Hi-shear rivets are identified by code numbers
similar to the solid rivets. The size of the rivet is
measured in increments of thirty-seconds of an inch
for the diameter and sixteenths of an inch for the grip
length. For example, an NAS 1055-5-7 rivet would be
a hi-shear rivet with a countersunk head. Its diameter
would be 5/32 of an inch and its maximum grip length
would be 7/16 of an inch.
The collars are identified by a basic code number
and a dash number that correspond to the diameter of
the rivet. An A before the dash number indicates an
aluminum alloy collar. The NAS528-A5 collar would
be used on a 5/32-inch-diameter rivet pin. Repair
procedures involving the installation or replacement
of hi-shear rivets generally specify the collar to be
The rivnut is a hollow rivet made of 6063
aluminum alloy, counterbored and threaded on the
inside. They are manufactured in two head styles, flat
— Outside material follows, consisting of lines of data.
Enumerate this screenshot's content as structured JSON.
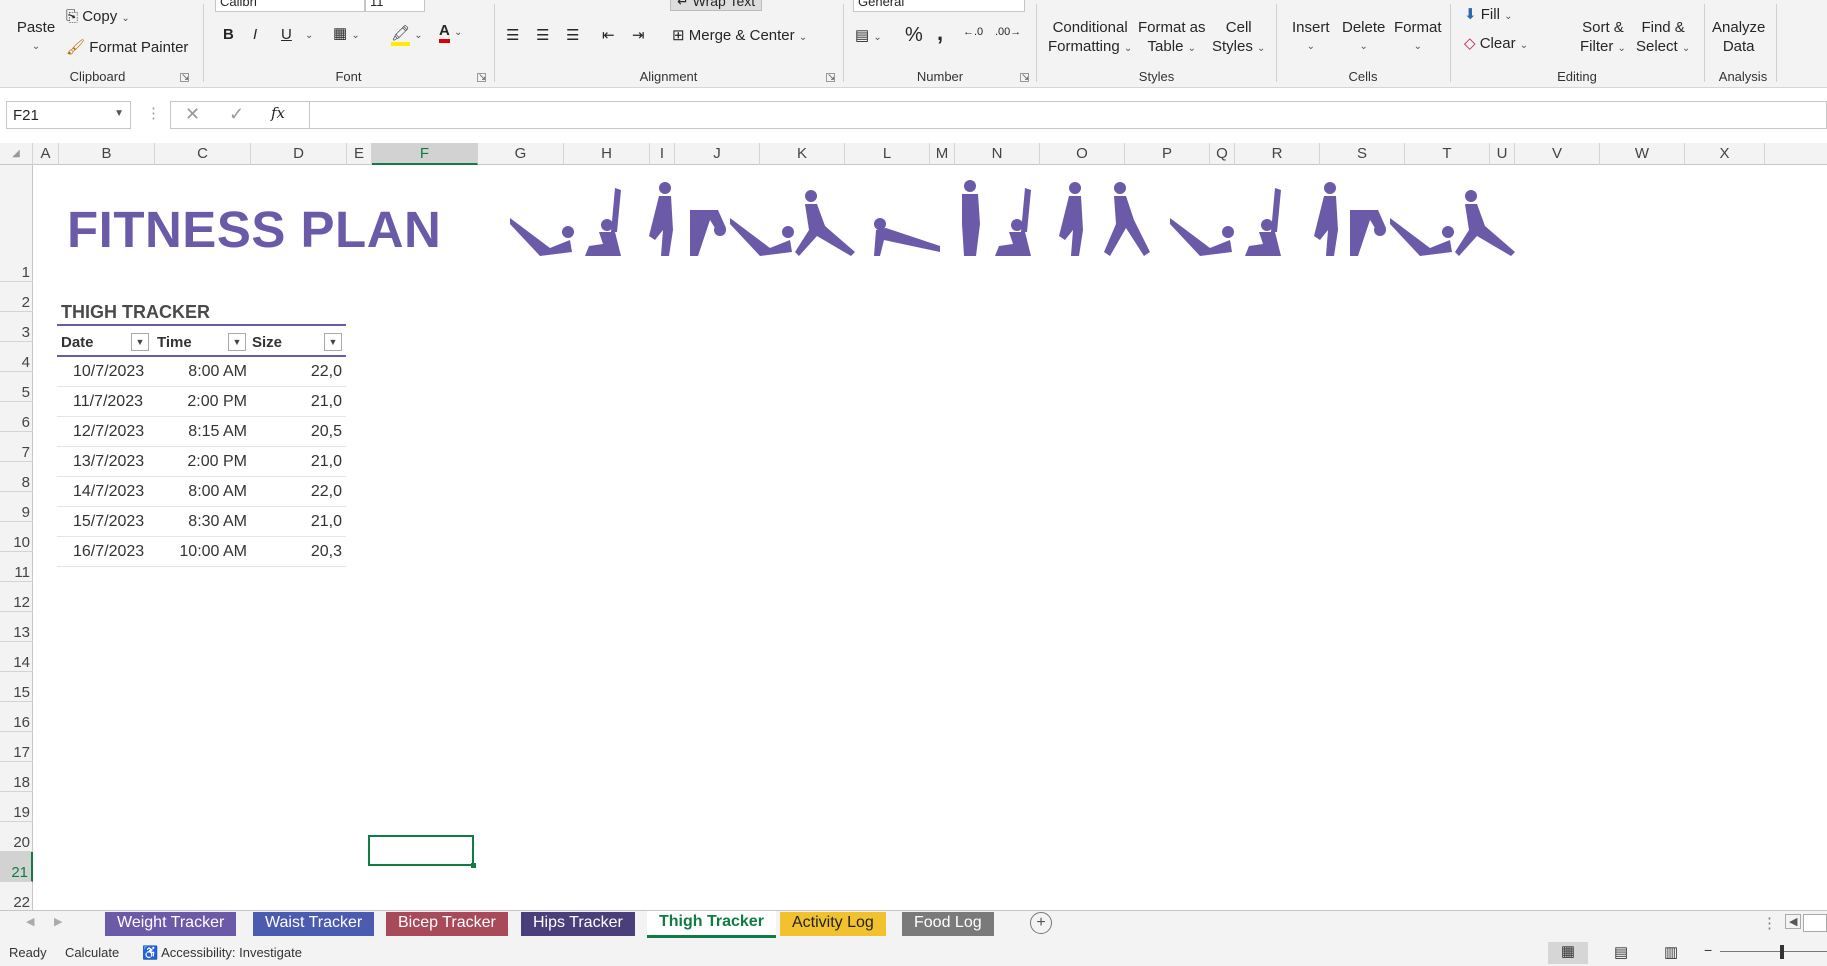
{
  "ribbon": {
    "clipboard": {
      "paste": "Paste",
      "copy": "Copy",
      "format_painter": "Format Painter",
      "label": "Clipboard"
    },
    "font": {
      "name": "Calibri",
      "size": "11",
      "bold": "B",
      "italic": "I",
      "underline": "U",
      "label": "Font"
    },
    "alignment": {
      "wrap_text": "Wrap Text",
      "merge_center": "Merge & Center",
      "label": "Alignment"
    },
    "number": {
      "format": "General",
      "percent": "%",
      "comma": ",",
      "label": "Number"
    },
    "styles": {
      "conditional_1": "Conditional",
      "conditional_2": "Formatting",
      "format_table_1": "Format as",
      "format_table_2": "Table",
      "cell_styles_1": "Cell",
      "cell_styles_2": "Styles",
      "label": "Styles"
    },
    "cells": {
      "insert": "Insert",
      "delete": "Delete",
      "format": "Format",
      "label": "Cells"
    },
    "editing": {
      "fill": "Fill",
      "clear": "Clear",
      "sort_1": "Sort &",
      "sort_2": "Filter",
      "find_1": "Find &",
      "find_2": "Select",
      "label": "Editing"
    },
    "analysis": {
      "analyze_1": "Analyze",
      "analyze_2": "Data",
      "label": "Analysis"
    }
  },
  "formula_bar": {
    "name_box": "F21",
    "fx": "fx",
    "value": ""
  },
  "columns": [
    "A",
    "B",
    "C",
    "D",
    "E",
    "F",
    "G",
    "H",
    "I",
    "J",
    "K",
    "L",
    "M",
    "N",
    "O",
    "P",
    "Q",
    "R",
    "S",
    "T",
    "U",
    "V",
    "W",
    "X"
  ],
  "rows": [
    "1",
    "2",
    "3",
    "4",
    "5",
    "6",
    "7",
    "8",
    "9",
    "10",
    "11",
    "12",
    "13",
    "14",
    "15",
    "16",
    "17",
    "18",
    "19",
    "20",
    "21",
    "22"
  ],
  "sheet": {
    "title": "FITNESS PLAN",
    "tracker_title": "THIGH TRACKER",
    "headers": [
      "Date",
      "Time",
      "Size"
    ],
    "data": [
      [
        "10/7/2023",
        "8:00 AM",
        "22,0"
      ],
      [
        "11/7/2023",
        "2:00 PM",
        "21,0"
      ],
      [
        "12/7/2023",
        "8:15 AM",
        "20,5"
      ],
      [
        "13/7/2023",
        "2:00 PM",
        "21,0"
      ],
      [
        "14/7/2023",
        "8:00 AM",
        "22,0"
      ],
      [
        "15/7/2023",
        "8:30 AM",
        "21,0"
      ],
      [
        "16/7/2023",
        "10:00 AM",
        "20,3"
      ]
    ],
    "accent_color": "#6a5aa8"
  },
  "tabs": [
    {
      "label": "Weight Tracker",
      "color": "#6a5aa8"
    },
    {
      "label": "Waist Tracker",
      "color": "#4a5bb0"
    },
    {
      "label": "Bicep Tracker",
      "color": "#a84a5a"
    },
    {
      "label": "Hips Tracker",
      "color": "#4a3f7a"
    },
    {
      "label": "Thigh Tracker",
      "color": "#ffffff"
    },
    {
      "label": "Activity Log",
      "color": "#f2c22e"
    },
    {
      "label": "Food Log",
      "color": "#7a7a7a"
    }
  ],
  "status": {
    "ready": "Ready",
    "calculate": "Calculate",
    "accessibility": "Accessibility: Investigate"
  }
}
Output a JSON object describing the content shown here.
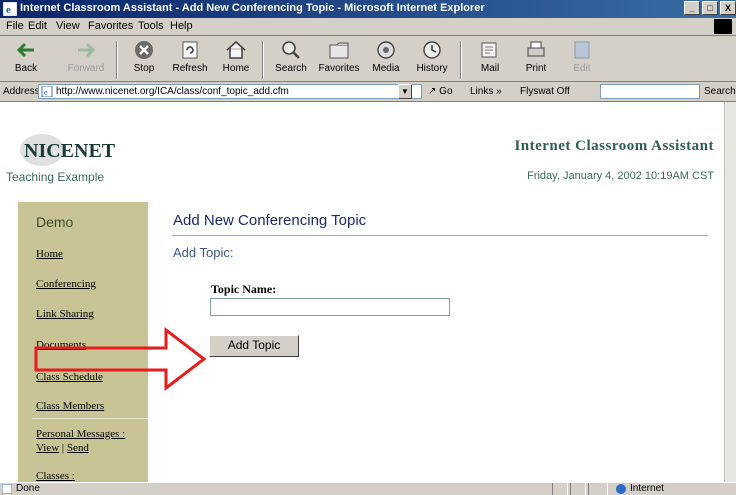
{
  "window": {
    "title": "Internet Classroom Assistant - Add New Conferencing Topic - Microsoft Internet Explorer",
    "buttons": [
      "_",
      "□",
      "X"
    ]
  },
  "menu": [
    "File",
    "Edit",
    "View",
    "Favorites",
    "Tools",
    "Help"
  ],
  "toolbar": {
    "back": "Back",
    "forward": "Forward",
    "stop": "Stop",
    "refresh": "Refresh",
    "home": "Home",
    "search": "Search",
    "favorites": "Favorites",
    "media": "Media",
    "history": "History",
    "mail": "Mail",
    "print": "Print",
    "edit": "Edit"
  },
  "address_bar": {
    "label": "Address",
    "url": "http://www.nicenet.org/ICA/class/conf_topic_add.cfm",
    "go": "Go",
    "links": "Links »",
    "flyswat": "Flyswat Off",
    "search": "Search!"
  },
  "page": {
    "logo_text": "NICENET",
    "course_name": "Teaching Example",
    "app_name": "Internet Classroom Assistant",
    "date": "Friday, January 4, 2002 10:19AM CST",
    "sidebar": {
      "title": "Demo",
      "links": [
        "Home",
        "Conferencing",
        "Link Sharing",
        "Documents",
        "Class Schedule",
        "Class Members"
      ],
      "personal_messages": "Personal Messages :",
      "view": "View",
      "send": "Send",
      "classes": "Classes :"
    },
    "heading": "Add New Conferencing Topic",
    "subheading": "Add Topic:",
    "topic_label": "Topic Name:",
    "topic_value": "",
    "submit_label": "Add Topic"
  },
  "status": {
    "text": "Done",
    "zone": "Internet"
  },
  "colors": {
    "titlebar": "#0a246a",
    "sidebar": "#c8c496",
    "heading": "#1a2a6a",
    "arrow": "#e81c1c"
  }
}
and countersunk, and in two shank designs, open and
closed ends. See figure 2-5. Each of these rivets is
available in three sizes: 6-32, 8-32, and 10-32. These
numbers indicate the nominal diameter and the actual
number of threads per inch of the machine screw that
fits into the rivnut.
Open-end rivnuts are the most widely used, and
are recommended in preference to the closed-end
type. However, in sealed flotation or pressurized
compartments, the closed-end rivnut must be used.
Fasteners on aircraft are designed for many
different functions. Some are made for high-strength
requirements, while others are designed for easy
installation and removal.
Lock-bolt fasteners are designed to meet
high-strength requirements. Used in many structural
applications, their shear and tensile strengths equal or
exceed the requirements of AN and NAS bolts.
The lock-bolt pin, shown in view A of figure 2-6,
consists of a pin and collar. It is available in two head
styles: protruding and countersunk. Pin retention is
accomplished by swaging the collar into the locking
grooves on the pin.
The blind lock bolt, shown in view B of
figure 2-6, is similar to the self-plugging rivet shown
in figure 2-3. It features a positive mechanical leek
for pin retention.
The hi-lok fastener, shown in figure 2-7, com-
bines the features of a rivet and a bolt and is used for
high-strength, interference-free fit of primary
structures. The hi-lok fastener consists of a threaded
pin and threaded locking collar. The pins are made of
Figure 2-6.Lock bolts.